Animal bones are waste materials that can be developed as effective ionic exchangers after appropriate calcination treatment. Calcination of fish bones improves the crystallinity and purity of hydroxyapatite (HAp), but is sometimes accompanied with the formation of by-products and changes in the lattice parameters of HAp. In the present study, naturally derived HAp was obtained by calcination of fish bones that had different impurity contents, and the influence of calcination on the Sr2+ ion-exchange efficiency of the resulting HAp materials was investigated. Calcination of natural fish bones with high Mg contents led to the formation of β-tricalcium phosphate, which did not contribute to the sorption of Sr2+, and those with high carbonate contents led to the formation of CaO, which increased the solution pH, thus facilitating ion-exchange with Sr2+. The specific surface area of the calcined fish bones played a trivial role in the sorption densities of Sr2+. Fish bones calcined at 1000°C displayed a smaller HAp a-lattice when compared with the theoretical a-lattice parameter because of decarbonation. High Sr2+ sorption densities were obtained with natural HAp containing low Mg and high CO32- contents. This finding is practically useful to apply natural animal bones to sorbents in groundwater remediation.

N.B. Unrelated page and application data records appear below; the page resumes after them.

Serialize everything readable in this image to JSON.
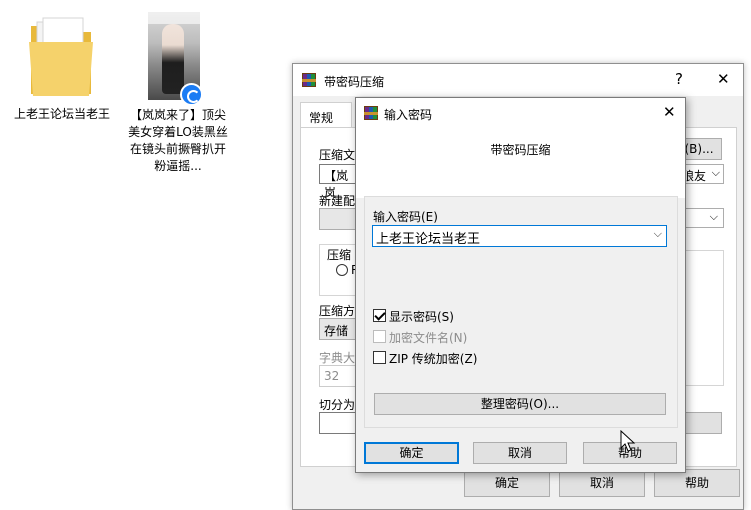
{
  "desktop": {
    "icons": [
      {
        "label": "上老王论坛当老王",
        "type": "folder"
      },
      {
        "label": "【岚岚来了】顶尖美女穿着LO装黑丝在镜头前撅臀扒开粉逼摇...",
        "type": "video"
      }
    ]
  },
  "back_dialog": {
    "title": "带密码压缩",
    "help_btn": "?",
    "close_btn": "✕",
    "tab_general": "常规",
    "archive_name_label": "压缩文",
    "archive_name_value": "【岚岚",
    "browse_btn": "(B)...",
    "format_value": "狼友",
    "new_profile_label": "新建配",
    "compress_group_label": "压缩",
    "radio_label": "R",
    "method_label": "压缩方",
    "method_value": "存储",
    "dict_label": "字典大",
    "dict_value": "32",
    "split_label": "切分为",
    "ok_btn": "确定",
    "cancel_btn": "取消",
    "help_btn_bottom": "帮助"
  },
  "front_dialog": {
    "title": "输入密码",
    "close_btn": "✕",
    "header": "带密码压缩",
    "password_label": "输入密码(E)",
    "password_value": "上老王论坛当老王",
    "show_password": "显示密码(S)",
    "encrypt_filenames": "加密文件名(N)",
    "zip_legacy": "ZIP 传统加密(Z)",
    "organize_btn": "整理密码(O)...",
    "ok_btn": "确定",
    "cancel_btn": "取消",
    "help_btn": "帮助"
  }
}
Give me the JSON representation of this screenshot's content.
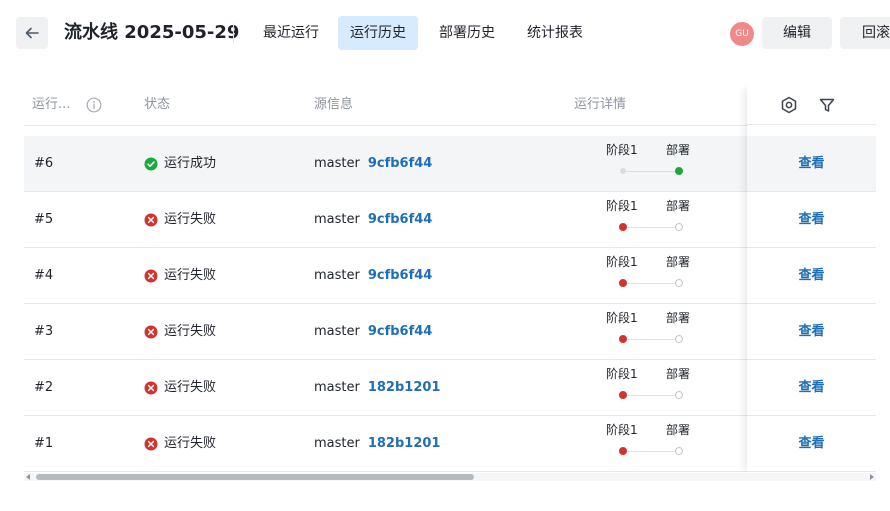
{
  "header": {
    "title": "流水线 2025-05-29",
    "tabs": [
      {
        "label": "最近运行",
        "active": false
      },
      {
        "label": "运行历史",
        "active": true
      },
      {
        "label": "部署历史",
        "active": false
      },
      {
        "label": "统计报表",
        "active": false
      }
    ],
    "avatar_text": "GU",
    "edit_label": "编辑",
    "rollback_label": "回滚"
  },
  "table": {
    "columns": {
      "run": "运行...",
      "status": "状态",
      "source": "源信息",
      "detail": "运行详情"
    },
    "stage_names": [
      "阶段1",
      "部署"
    ],
    "action_label": "查看",
    "rows": [
      {
        "num": "#6",
        "status": "运行成功",
        "state": "success",
        "branch": "master",
        "commit": "9cfb6f44"
      },
      {
        "num": "#5",
        "status": "运行失败",
        "state": "failed",
        "branch": "master",
        "commit": "9cfb6f44"
      },
      {
        "num": "#4",
        "status": "运行失败",
        "state": "failed",
        "branch": "master",
        "commit": "9cfb6f44"
      },
      {
        "num": "#3",
        "status": "运行失败",
        "state": "failed",
        "branch": "master",
        "commit": "9cfb6f44"
      },
      {
        "num": "#2",
        "status": "运行失败",
        "state": "failed",
        "branch": "master",
        "commit": "182b1201"
      },
      {
        "num": "#1",
        "status": "运行失败",
        "state": "failed",
        "branch": "master",
        "commit": "182b1201"
      }
    ]
  },
  "colors": {
    "success": "#1aaa3c",
    "failed": "#d1332e",
    "link": "#1f6fb8",
    "active_tab": "#d6ebfd"
  },
  "icons": {
    "back": "arrow-left-icon",
    "info": "info-circle-icon",
    "settings": "settings-hexagon-icon",
    "filter": "filter-funnel-icon"
  }
}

All Science Journal Classification (ASJC) codes
- Electronic, Optical and Magnetic Materials
- Ceramics and Composites
- Process Chemistry and Technology
- Surfaces, Coatings and Films
- Materials Chemistry